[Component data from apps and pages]
● ● ● ●

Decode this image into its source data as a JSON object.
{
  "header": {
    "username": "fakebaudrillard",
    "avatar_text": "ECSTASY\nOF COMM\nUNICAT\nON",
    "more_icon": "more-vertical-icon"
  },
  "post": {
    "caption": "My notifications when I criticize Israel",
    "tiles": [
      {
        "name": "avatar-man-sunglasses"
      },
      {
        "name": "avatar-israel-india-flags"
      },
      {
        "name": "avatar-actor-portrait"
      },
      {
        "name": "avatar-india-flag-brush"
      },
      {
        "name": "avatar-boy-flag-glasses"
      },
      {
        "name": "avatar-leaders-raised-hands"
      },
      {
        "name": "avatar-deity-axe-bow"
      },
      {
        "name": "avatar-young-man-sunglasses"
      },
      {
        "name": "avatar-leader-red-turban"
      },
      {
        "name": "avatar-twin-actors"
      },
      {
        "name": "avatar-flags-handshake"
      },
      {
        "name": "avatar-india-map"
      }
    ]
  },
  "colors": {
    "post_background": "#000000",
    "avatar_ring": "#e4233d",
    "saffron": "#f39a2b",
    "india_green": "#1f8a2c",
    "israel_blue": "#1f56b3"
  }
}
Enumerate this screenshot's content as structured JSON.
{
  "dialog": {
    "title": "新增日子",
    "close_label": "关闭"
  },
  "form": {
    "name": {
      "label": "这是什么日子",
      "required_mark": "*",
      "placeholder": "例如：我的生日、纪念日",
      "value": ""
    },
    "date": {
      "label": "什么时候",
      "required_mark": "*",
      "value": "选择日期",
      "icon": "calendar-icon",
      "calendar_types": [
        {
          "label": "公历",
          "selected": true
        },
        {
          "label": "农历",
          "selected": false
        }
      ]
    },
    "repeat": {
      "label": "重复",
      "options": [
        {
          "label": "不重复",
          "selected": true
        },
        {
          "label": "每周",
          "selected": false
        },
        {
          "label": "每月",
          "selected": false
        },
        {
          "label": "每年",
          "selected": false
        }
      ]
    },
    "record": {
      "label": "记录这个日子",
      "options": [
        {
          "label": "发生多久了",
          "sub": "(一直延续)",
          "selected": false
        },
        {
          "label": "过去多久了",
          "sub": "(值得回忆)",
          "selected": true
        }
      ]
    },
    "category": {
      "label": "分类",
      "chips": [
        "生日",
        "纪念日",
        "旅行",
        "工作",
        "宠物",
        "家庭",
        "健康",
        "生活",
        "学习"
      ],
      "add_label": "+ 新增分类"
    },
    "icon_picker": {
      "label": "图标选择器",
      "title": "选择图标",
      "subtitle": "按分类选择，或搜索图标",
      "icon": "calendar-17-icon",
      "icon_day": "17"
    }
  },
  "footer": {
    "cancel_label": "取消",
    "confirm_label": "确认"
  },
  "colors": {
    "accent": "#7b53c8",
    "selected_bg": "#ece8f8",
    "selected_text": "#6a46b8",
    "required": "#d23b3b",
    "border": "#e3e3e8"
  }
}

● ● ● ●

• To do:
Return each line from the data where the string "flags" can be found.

• Response to this task:
        "name": "avatar-israel-india-flags"
        "name": "avatar-flags-handshake"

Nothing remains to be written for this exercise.